Stickers filled with visitors' thoughts
The exhibition concludes with a nod towards the future of gaming, specifically online distribution, an influx of massively multiplayer titles and the emergence of 3DTV gaming. The gallery also kindly includes a concluding panel promoting the NVA and a wall covered in sticky notes letting the visitor share their earliest memories of gaming.
This was my second visit to the exhibition and I still wasn’t able to spend as much time as I would have liked taking in the encyclopedic offering of detail. There’s enough to read and play to last a whole day and I had to tear myself away from several games. Understandably, not all the games were working and some had just frozen up but at least 80% were fully functional.
Videogame Nation puts into practice lots of elements the NVA has recently been thinking about regarding emulation versus the real thing. Many of the games featured in the exhibition are emulated, particularly the titles originally released for computers such as the BBC Micro, ZX Spectrum and Amiga. Loading times, the need to change cassettes and floppy discs and perhaps sometimes temperamental machines would make using original platforms difficult and costly in a public gallery environment. However, playing Jet Set Willy or Dizzy with a control pad feels inaccurate to the true nature of the original game.
The exhibition also made me think about the best way to present expansive adventure games such as Elite or Broken Sword in a gallery setting. These types of games demand hours of gameplay and a comfy chair, presenting these titles as brief experiences doesn’t do them justice.
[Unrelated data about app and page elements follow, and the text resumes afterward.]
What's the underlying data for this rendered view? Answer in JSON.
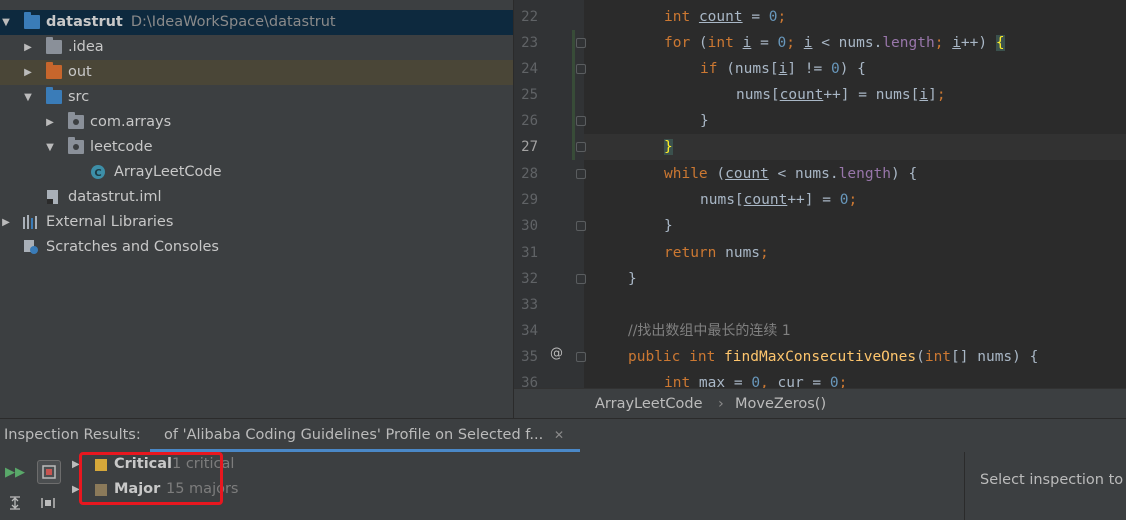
{
  "project": {
    "rows": [
      {
        "label": "datastrut",
        "path": "D:\\IdeaWorkSpace\\datastrut"
      },
      {
        "label": ".idea"
      },
      {
        "label": "out"
      },
      {
        "label": "src"
      },
      {
        "label": "com.arrays"
      },
      {
        "label": "leetcode"
      },
      {
        "label": "ArrayLeetCode"
      },
      {
        "label": "datastrut.iml"
      },
      {
        "label": "External Libraries"
      },
      {
        "label": "Scratches and Consoles"
      }
    ]
  },
  "editor": {
    "line_numbers": [
      "22",
      "23",
      "24",
      "25",
      "26",
      "27",
      "28",
      "29",
      "30",
      "31",
      "32",
      "33",
      "34",
      "35",
      "36"
    ],
    "comment_line": "//找出数组中最长的连续 1",
    "annotation_marker": "@"
  },
  "breadcrumb": {
    "items": [
      "ArrayLeetCode",
      "MoveZeros()"
    ],
    "separator": "›"
  },
  "inspection": {
    "title": "Inspection Results:",
    "tab_label": "of 'Alibaba Coding Guidelines' Profile on Selected f...",
    "tab_close": "✕",
    "results": [
      {
        "name": "Critical",
        "count": "1 critical",
        "color": "#d6a83a"
      },
      {
        "name": "Major",
        "count": "15 majors",
        "color": "#8b7a5a"
      }
    ],
    "detail_text": "Select inspection to"
  },
  "colors": {
    "accent": "#4a88c7",
    "highlight_box": "#e8171f"
  }
}
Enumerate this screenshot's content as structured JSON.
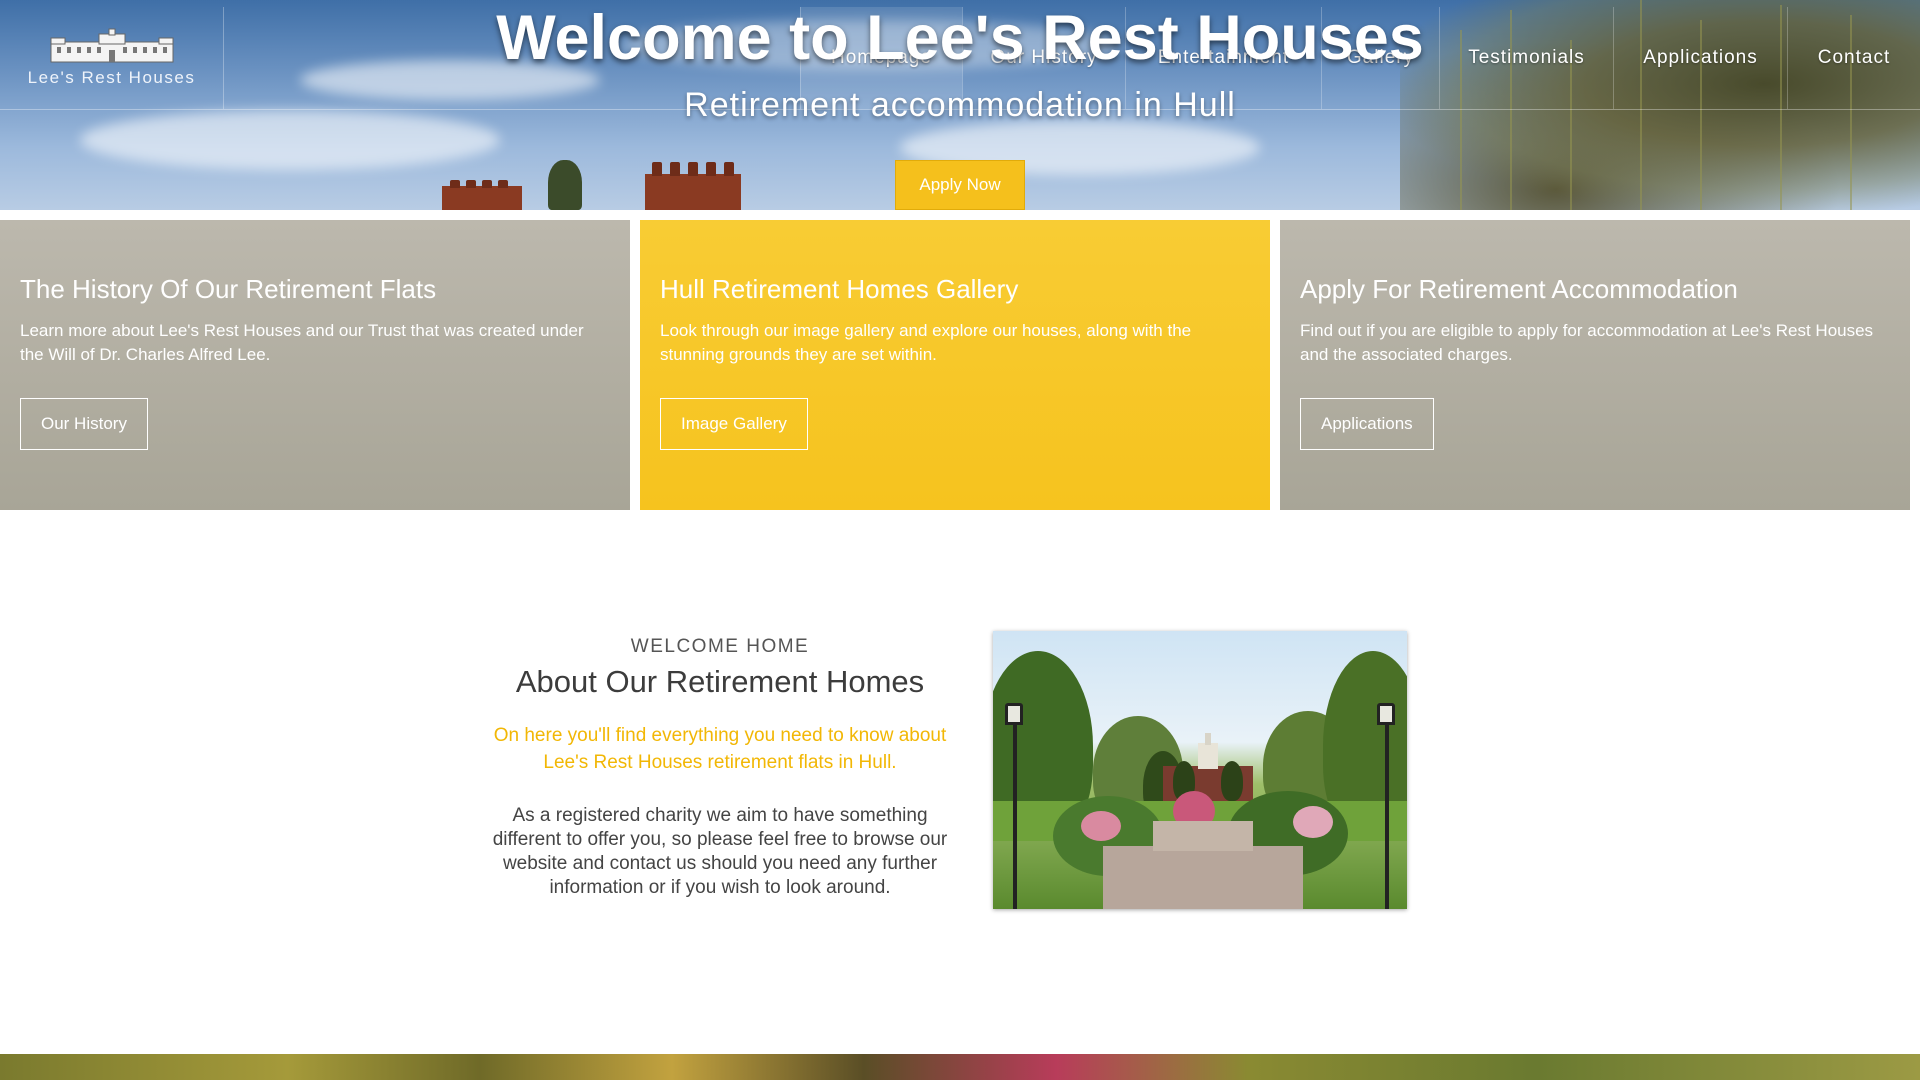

In a similar vein to the Barbican’s Game On exhibition, Urbis’ Videogame Nation is a comprehensive, labyrinthine history of the British gaming scene that successfully charts the rise of games from the bedroom to the multi-million pound studio. The exhibition narrative takes confusing diversions at times but this is symptomatic of a story that aims to squeeze in every last detail and not leave any part of the history out. One exhibition that I regret never seeing is Pong.Mythos; a diverse collection of art pieces inspired by Pong. Just as every photography, art or film gallery isn’t focussed on covering the entire history of the medium, I’d like to see more videogame exhibitions explore specific themes such as genre or designer.
Video of the Pong.Mythos exhibition